EXERCISE INPUTS
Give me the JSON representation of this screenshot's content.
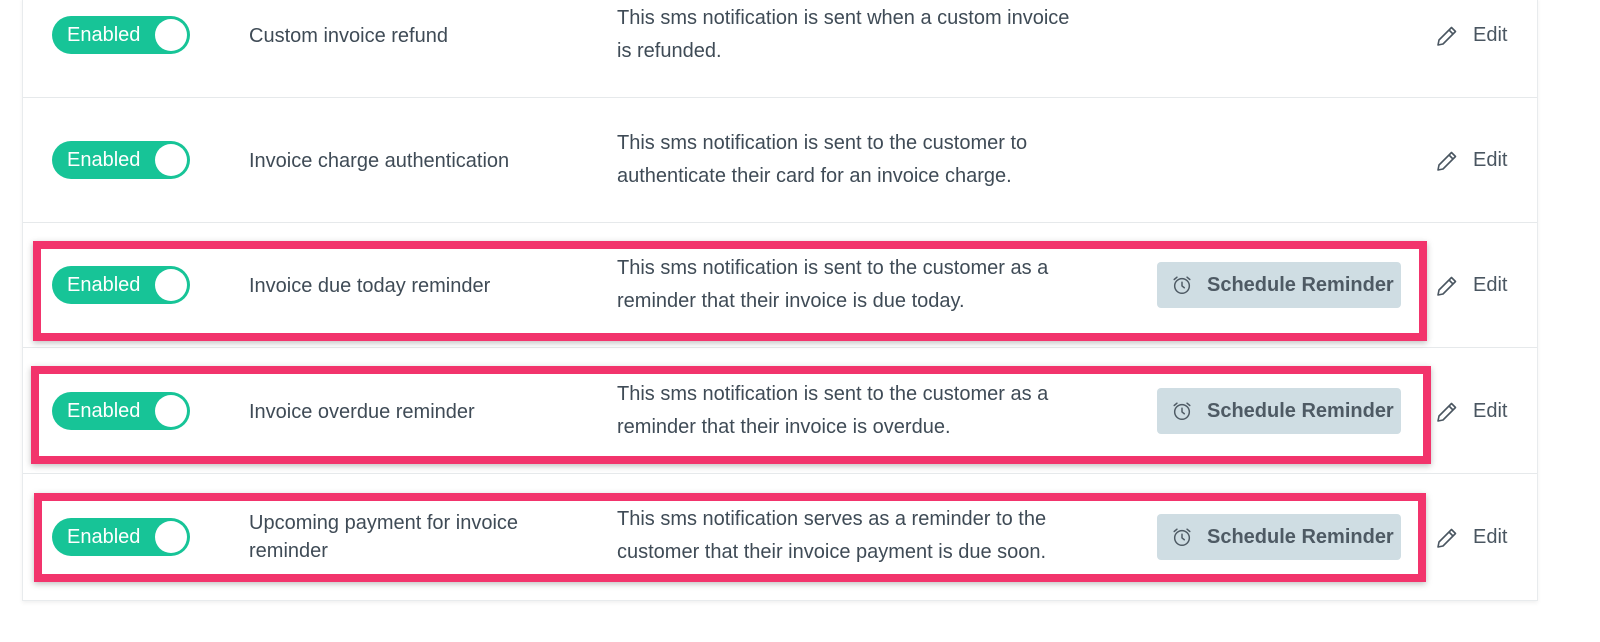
{
  "notifications": [
    {
      "toggle": "Enabled",
      "name": "Custom invoice refund",
      "description": "This sms notification is sent when a custom invoice is refunded.",
      "schedule": null,
      "edit": "Edit"
    },
    {
      "toggle": "Enabled",
      "name": "Invoice charge authentication",
      "description": "This sms notification is sent to the customer to authenticate their card for an invoice charge.",
      "schedule": null,
      "edit": "Edit"
    },
    {
      "toggle": "Enabled",
      "name": "Invoice due today reminder",
      "description": "This sms notification is sent to the customer as a reminder that their invoice is due today.",
      "schedule": "Schedule Reminder",
      "edit": "Edit"
    },
    {
      "toggle": "Enabled",
      "name": "Invoice overdue reminder",
      "description": "This sms notification is sent to the customer as a reminder that their invoice is overdue.",
      "schedule": "Schedule Reminder",
      "edit": "Edit"
    },
    {
      "toggle": "Enabled",
      "name": "Upcoming payment for invoice reminder",
      "description": "This sms notification serves as a reminder to the customer that their invoice payment is due soon.",
      "schedule": "Schedule Reminder",
      "edit": "Edit"
    }
  ],
  "icons": {
    "schedule": "alarm-clock-icon",
    "edit": "pencil-icon"
  },
  "colors": {
    "toggle_on": "#17c497",
    "schedule_button_bg": "#cfdde3",
    "highlight": "#f2346c"
  }
}
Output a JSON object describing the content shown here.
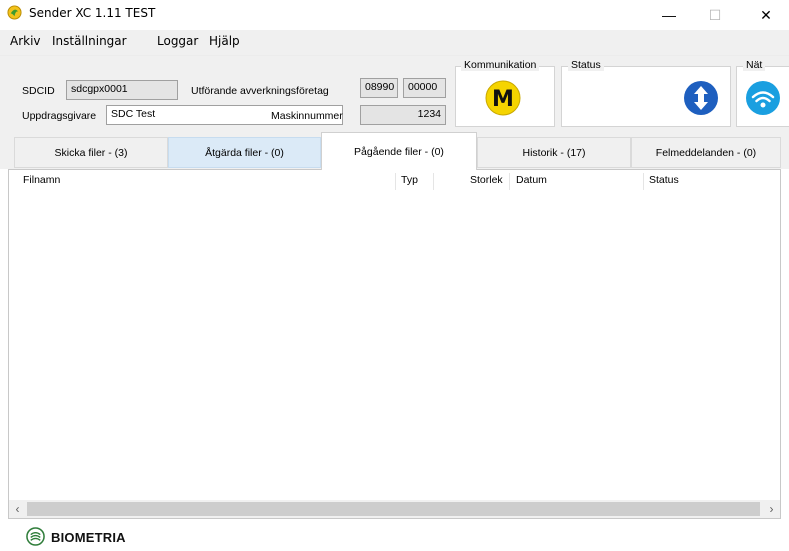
{
  "window": {
    "title": "Sender XC 1.11   TEST",
    "controls": {
      "minimize": "—",
      "maximize": "☐",
      "close": "✕"
    }
  },
  "menu": [
    "Arkiv",
    "Inställningar",
    "Loggar",
    "Hjälp"
  ],
  "header": {
    "sdcid_label": "SDCID",
    "sdcid_value": "sdcgpx0001",
    "uppdragsgivare_label": "Uppdragsgivare",
    "uppdragsgivare_value": "SDC Test",
    "foretag_label": "Utförande avverkningsföretag",
    "foretag_value1": "08990",
    "foretag_value2": "00000",
    "maskinnummer_label": "Maskinnummer",
    "maskinnummer_value": "1234",
    "groups": {
      "kommunikation": "Kommunikation",
      "status": "Status",
      "nat": "Nät"
    },
    "kommunikation_letter": "M"
  },
  "tabs": [
    {
      "label": "Skicka filer - (3)"
    },
    {
      "label": "Åtgärda filer - (0)"
    },
    {
      "label": "Pågående filer - (0)"
    },
    {
      "label": "Historik - (17)"
    },
    {
      "label": "Felmeddelanden - (0)"
    }
  ],
  "list": {
    "columns": [
      "Filnamn",
      "Typ",
      "Storlek",
      "Datum",
      "Status"
    ],
    "rows": []
  },
  "footer": {
    "brand": "BIOMETRIA"
  },
  "colors": {
    "kommunikation_badge": "#f5d400",
    "status_icon": "#1e5fbf",
    "nat_icon": "#1a9fe0",
    "tab_highlight": "#dbeaf7"
  },
  "icons": [
    "app-icon",
    "m-badge-icon",
    "up-down-arrow-icon",
    "wifi-icon",
    "biometria-logo-icon",
    "chevron-left-icon",
    "chevron-right-icon"
  ]
}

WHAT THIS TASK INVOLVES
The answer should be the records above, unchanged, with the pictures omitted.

ANSWER SPACE
Give me the JSON representation of this screenshot's content.
{
  "notifications": [
    {
      "toggle": "Enabled",
      "name": "Custom invoice refund",
      "description": "This sms notification is sent when a custom invoice is refunded.",
      "schedule": null,
      "edit": "Edit"
    },
    {
      "toggle": "Enabled",
      "name": "Invoice charge authentication",
      "description": "This sms notification is sent to the customer to authenticate their card for an invoice charge.",
      "schedule": null,
      "edit": "Edit"
    },
    {
      "toggle": "Enabled",
      "name": "Invoice due today reminder",
      "description": "This sms notification is sent to the customer as a reminder that their invoice is due today.",
      "schedule": "Schedule Reminder",
      "edit": "Edit"
    },
    {
      "toggle": "Enabled",
      "name": "Invoice overdue reminder",
      "description": "This sms notification is sent to the customer as a reminder that their invoice is overdue.",
      "schedule": "Schedule Reminder",
      "edit": "Edit"
    },
    {
      "toggle": "Enabled",
      "name": "Upcoming payment for invoice reminder",
      "description": "This sms notification serves as a reminder to the customer that their invoice payment is due soon.",
      "schedule": "Schedule Reminder",
      "edit": "Edit"
    }
  ],
  "icons": {
    "schedule": "alarm-clock-icon",
    "edit": "pencil-icon"
  },
  "colors": {
    "toggle_on": "#17c497",
    "schedule_button_bg": "#cfdde3",
    "highlight": "#f2346c"
  }
}
Output a JSON object describing the content shown here.
{
  "window": {
    "title": "Sender XC 1.11   TEST",
    "controls": {
      "minimize": "—",
      "maximize": "☐",
      "close": "✕"
    }
  },
  "menu": [
    "Arkiv",
    "Inställningar",
    "Loggar",
    "Hjälp"
  ],
  "header": {
    "sdcid_label": "SDCID",
    "sdcid_value": "sdcgpx0001",
    "uppdragsgivare_label": "Uppdragsgivare",
    "uppdragsgivare_value": "SDC Test",
    "foretag_label": "Utförande avverkningsföretag",
    "foretag_value1": "08990",
    "foretag_value2": "00000",
    "maskinnummer_label": "Maskinnummer",
    "maskinnummer_value": "1234",
    "groups": {
      "kommunikation": "Kommunikation",
      "status": "Status",
      "nat": "Nät"
    },
    "kommunikation_letter": "M"
  },
  "tabs": [
    {
      "label": "Skicka filer - (3)"
    },
    {
      "label": "Åtgärda filer - (0)"
    },
    {
      "label": "Pågående filer - (0)"
    },
    {
      "label": "Historik - (17)"
    },
    {
      "label": "Felmeddelanden - (0)"
    }
  ],
  "list": {
    "columns": [
      "Filnamn",
      "Typ",
      "Storlek",
      "Datum",
      "Status"
    ],
    "rows": []
  },
  "footer": {
    "brand": "BIOMETRIA"
  },
  "colors": {
    "kommunikation_badge": "#f5d400",
    "status_icon": "#1e5fbf",
    "nat_icon": "#1a9fe0",
    "tab_highlight": "#dbeaf7"
  },
  "icons": [
    "app-icon",
    "m-badge-icon",
    "up-down-arrow-icon",
    "wifi-icon",
    "biometria-logo-icon",
    "chevron-left-icon",
    "chevron-right-icon"
  ]
}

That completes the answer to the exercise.